Justin Pryor’s BMW X3NEIRAD enilno edition
If you ever arrive at the school parking lot at 6:30 AM, you might see senior Justin Pryor’s 2006 X3 backed into the first parking space before the Student/Faculty divide. (He gets to school quite early.) The BMW X3 looks like an X5, just scaled down and consequently slightly awkward. The X3 is considered a “cross over,” a term the auto industry developed as a way to cosmetically combat higher gas prices and be more ‘eco friendly.’ See, SUVs are frowned upon by being, well, gas guzzling terrorists, extremely big, extremely inefficient, and extremely American. So, what auto groups decided to do to cope with the energy crisis that hit in the early 2000’s was take their flagship full-sized SUVs, and squish them on all angles, decreasing the height, the length, the width, and the wheelbase – the result, a small(er) vehicle, and everyone knows that small cars equal efficiency… right? Well the new term ‘crossover’ was cordially accepted by the public, the media, and the government, as an eco-conscious median between SUV’s and hatchbacks. The problem however, is that most people fail to realize that just because a car is smaller, doesn’t mean it is more efficient, even though this misconception probably helped BMW’s X3 sales when it was introduced in 2004. For example, the BMW X3 has the same engine as the BMW X5, a 3.0 liter naturally aspirated inline six cylinder. Keep the same engine, all wheel drive, and off-road capability, and the overall benefit of the downsizing effort is a whopping 2 MPG (mile per gallon) gain of the X3 over the X5. Go green!
But in all fairness, the X3 is a good car, SUV – I mean crossover. (Actually for the redesigned 2011 model BMW is calling it an SAV. Is that German? Nope, it stands for Sports Activity Vehicle. Good one BMW!) The X3 handles and performs almost as well as the 3 Series, and for a ‘crossover’ that is quite exceptional. The steering is quick and the chassis and suspension are tight and composed. Justin’s 2006 X3’s 3.0 liter engine makes 225 horsepower at the top of the rev range, and 214 ft/lbs of torque in the middle. All X3s have all wheel drive but the customer can choose between a 5 speed automatic and a 6 speed manual. Justin’s is equipped with the automatic.

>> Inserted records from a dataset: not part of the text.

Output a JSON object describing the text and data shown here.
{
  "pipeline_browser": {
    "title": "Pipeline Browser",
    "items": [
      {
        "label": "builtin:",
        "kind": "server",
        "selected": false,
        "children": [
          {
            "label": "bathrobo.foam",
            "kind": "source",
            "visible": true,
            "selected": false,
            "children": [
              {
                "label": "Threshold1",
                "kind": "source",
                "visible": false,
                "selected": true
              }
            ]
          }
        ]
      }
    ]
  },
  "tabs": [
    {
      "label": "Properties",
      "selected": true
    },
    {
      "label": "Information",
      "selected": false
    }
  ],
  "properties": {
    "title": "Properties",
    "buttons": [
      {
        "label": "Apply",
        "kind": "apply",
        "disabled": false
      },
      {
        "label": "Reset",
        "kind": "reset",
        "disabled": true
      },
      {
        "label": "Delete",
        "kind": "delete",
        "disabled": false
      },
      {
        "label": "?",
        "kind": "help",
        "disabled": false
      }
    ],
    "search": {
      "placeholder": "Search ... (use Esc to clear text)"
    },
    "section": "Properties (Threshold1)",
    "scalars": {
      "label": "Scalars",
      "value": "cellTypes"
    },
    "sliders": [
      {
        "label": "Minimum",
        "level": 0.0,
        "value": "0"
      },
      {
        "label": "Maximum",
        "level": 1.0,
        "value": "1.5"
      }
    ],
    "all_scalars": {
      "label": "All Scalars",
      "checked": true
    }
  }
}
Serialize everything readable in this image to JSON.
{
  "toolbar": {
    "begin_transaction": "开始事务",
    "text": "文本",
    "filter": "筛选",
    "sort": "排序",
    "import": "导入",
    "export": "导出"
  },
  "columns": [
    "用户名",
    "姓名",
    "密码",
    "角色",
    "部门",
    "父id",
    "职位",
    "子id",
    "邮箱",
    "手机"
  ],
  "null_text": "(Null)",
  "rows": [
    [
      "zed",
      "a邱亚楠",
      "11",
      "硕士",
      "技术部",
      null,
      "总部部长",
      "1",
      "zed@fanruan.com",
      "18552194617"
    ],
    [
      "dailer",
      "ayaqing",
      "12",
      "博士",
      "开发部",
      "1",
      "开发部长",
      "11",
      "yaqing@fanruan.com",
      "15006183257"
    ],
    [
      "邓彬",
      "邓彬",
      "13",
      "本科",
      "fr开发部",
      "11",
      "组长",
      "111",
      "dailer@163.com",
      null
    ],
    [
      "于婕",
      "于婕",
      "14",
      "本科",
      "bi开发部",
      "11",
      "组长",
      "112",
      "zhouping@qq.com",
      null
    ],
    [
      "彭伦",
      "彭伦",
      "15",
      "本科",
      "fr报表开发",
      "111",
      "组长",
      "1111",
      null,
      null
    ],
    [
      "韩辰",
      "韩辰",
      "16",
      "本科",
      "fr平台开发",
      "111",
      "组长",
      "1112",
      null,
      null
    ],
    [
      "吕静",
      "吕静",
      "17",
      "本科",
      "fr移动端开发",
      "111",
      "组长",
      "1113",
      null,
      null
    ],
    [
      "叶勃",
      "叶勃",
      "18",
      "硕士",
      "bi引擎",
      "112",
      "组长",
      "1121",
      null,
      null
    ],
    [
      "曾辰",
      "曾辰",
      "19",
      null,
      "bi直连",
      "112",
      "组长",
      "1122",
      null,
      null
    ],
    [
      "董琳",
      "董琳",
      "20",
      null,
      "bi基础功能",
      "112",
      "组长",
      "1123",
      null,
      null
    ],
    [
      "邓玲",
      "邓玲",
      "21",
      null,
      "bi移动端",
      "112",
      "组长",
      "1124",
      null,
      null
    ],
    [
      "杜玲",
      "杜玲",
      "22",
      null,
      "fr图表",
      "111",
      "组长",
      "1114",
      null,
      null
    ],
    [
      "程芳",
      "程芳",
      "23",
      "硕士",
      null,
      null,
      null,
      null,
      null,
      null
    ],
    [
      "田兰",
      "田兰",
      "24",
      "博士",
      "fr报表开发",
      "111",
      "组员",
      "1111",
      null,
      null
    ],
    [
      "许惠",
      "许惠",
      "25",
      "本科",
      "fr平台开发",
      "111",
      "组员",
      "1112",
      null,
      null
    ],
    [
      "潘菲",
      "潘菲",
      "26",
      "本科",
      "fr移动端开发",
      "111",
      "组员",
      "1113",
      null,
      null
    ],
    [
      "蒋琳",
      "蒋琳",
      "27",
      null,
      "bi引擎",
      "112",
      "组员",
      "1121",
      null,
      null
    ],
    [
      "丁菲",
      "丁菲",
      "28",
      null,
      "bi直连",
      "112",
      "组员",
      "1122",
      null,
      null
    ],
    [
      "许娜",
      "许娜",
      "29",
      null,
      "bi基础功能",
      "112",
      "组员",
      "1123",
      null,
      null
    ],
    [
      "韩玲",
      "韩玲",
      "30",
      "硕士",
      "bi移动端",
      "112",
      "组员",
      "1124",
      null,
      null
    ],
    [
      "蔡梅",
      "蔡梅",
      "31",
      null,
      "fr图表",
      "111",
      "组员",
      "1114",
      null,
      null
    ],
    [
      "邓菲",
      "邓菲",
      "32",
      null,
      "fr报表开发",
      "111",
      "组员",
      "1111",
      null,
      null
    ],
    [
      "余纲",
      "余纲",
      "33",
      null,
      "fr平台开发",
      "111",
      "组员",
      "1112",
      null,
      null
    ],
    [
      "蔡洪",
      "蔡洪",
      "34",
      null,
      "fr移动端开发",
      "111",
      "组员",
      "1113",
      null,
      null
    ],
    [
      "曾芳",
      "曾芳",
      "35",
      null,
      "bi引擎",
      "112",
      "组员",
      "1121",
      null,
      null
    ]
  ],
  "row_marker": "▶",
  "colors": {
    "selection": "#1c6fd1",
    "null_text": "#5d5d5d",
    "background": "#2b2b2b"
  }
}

The X3 was introduced in 2004 and stayed relatively unchanged until 2010, with a minor facelift in 2007, all the while staying close cousins to the renowned 3 series. Outside of the astounding fuel efficiency motive, the X3 is a great alternative to the X5 or a sedan if someone is looking for a quick, compact vehicle that is confident carving turns, that also allows he or she to easily throw all their stuff in. The X3 is an uncompromising compromise, a truthful paradox of explaining the essence of the X3. It is part sports sedan, part SUV; it has performance and handling capabilities, yet it is capable of handling nearly anything you want to put in it. The X3 is the ultimate compromise vehicle between large and small, fast and slow, and pleasurable and utilitarian. Yet, it is uncompromising in its composition; the independent four wheel suspension and 3 series alleles allows it to handle in a way it should not be physically capable of. BMW’s Xdrive all-wheel drive and elevated ride height makes the X3 eager to take on any weather conditions with ease. Everything the BMW X3 does, it does incredibly well, and call it what you want, but that, my friends, is a rarity in every segment.